Page and application data records

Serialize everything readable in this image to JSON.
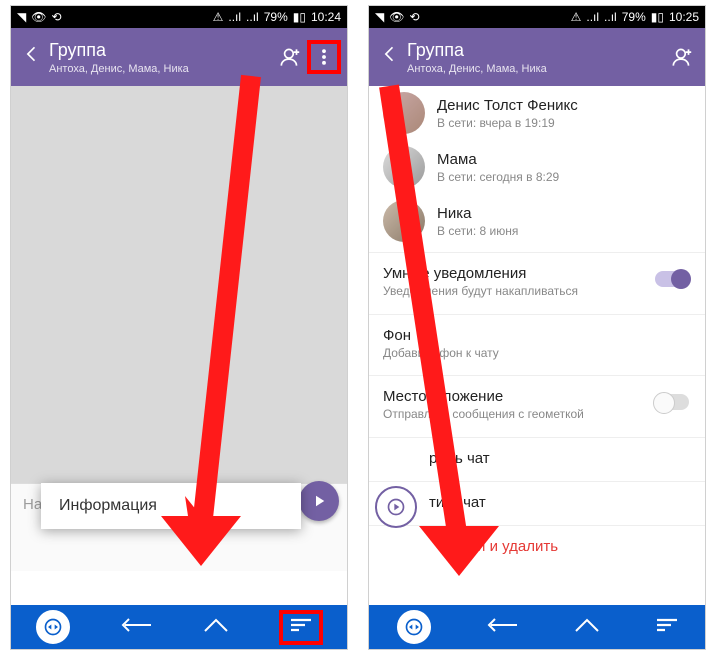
{
  "statusbar": {
    "battery": "79%",
    "time_left": "10:24",
    "time_right": "10:25"
  },
  "appbar": {
    "title": "Группа",
    "subtitle": "Антоха, Денис, Мама, Ника"
  },
  "compose": {
    "placeholder": "Напишите сообщение…"
  },
  "popup": {
    "info": "Информация"
  },
  "members": [
    {
      "name": "Денис Толст Феникс",
      "status": "В сети: вчера в 19:19"
    },
    {
      "name": "Мама",
      "status": "В сети: сегодня в 8:29"
    },
    {
      "name": "Ника",
      "status": "В сети: 8 июня"
    }
  ],
  "options": {
    "smart_title": "Умные уведомления",
    "smart_sub": "Уведомления будут накапливаться",
    "bg_title": "Фон",
    "bg_sub": "Добавить фон к чату",
    "loc_title": "Местоположение",
    "loc_sub": "Отправлять сообщения с геометкой",
    "hide": "рыть чат",
    "clear": "тить чат",
    "leave": "Выйти и удалить"
  }
}
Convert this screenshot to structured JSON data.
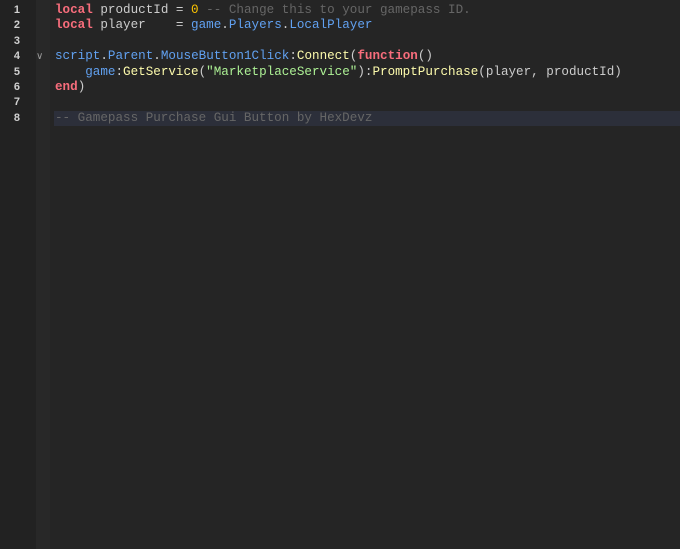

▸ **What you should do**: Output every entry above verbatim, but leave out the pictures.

▸ **Result of this task**:
Serialize everything readable in this image to JSON.
{
  "statusbar": {
    "battery": "79%",
    "time_left": "10:24",
    "time_right": "10:25"
  },
  "appbar": {
    "title": "Группа",
    "subtitle": "Антоха, Денис, Мама, Ника"
  },
  "compose": {
    "placeholder": "Напишите сообщение…"
  },
  "popup": {
    "info": "Информация"
  },
  "members": [
    {
      "name": "Денис Толст Феникс",
      "status": "В сети: вчера в 19:19"
    },
    {
      "name": "Мама",
      "status": "В сети: сегодня в 8:29"
    },
    {
      "name": "Ника",
      "status": "В сети: 8 июня"
    }
  ],
  "options": {
    "smart_title": "Умные уведомления",
    "smart_sub": "Уведомления будут накапливаться",
    "bg_title": "Фон",
    "bg_sub": "Добавить фон к чату",
    "loc_title": "Местоположение",
    "loc_sub": "Отправлять сообщения с геометкой",
    "hide": "рыть чат",
    "clear": "тить чат",
    "leave": "Выйти и удалить"
  }
}
Convert this screenshot to structured JSON data.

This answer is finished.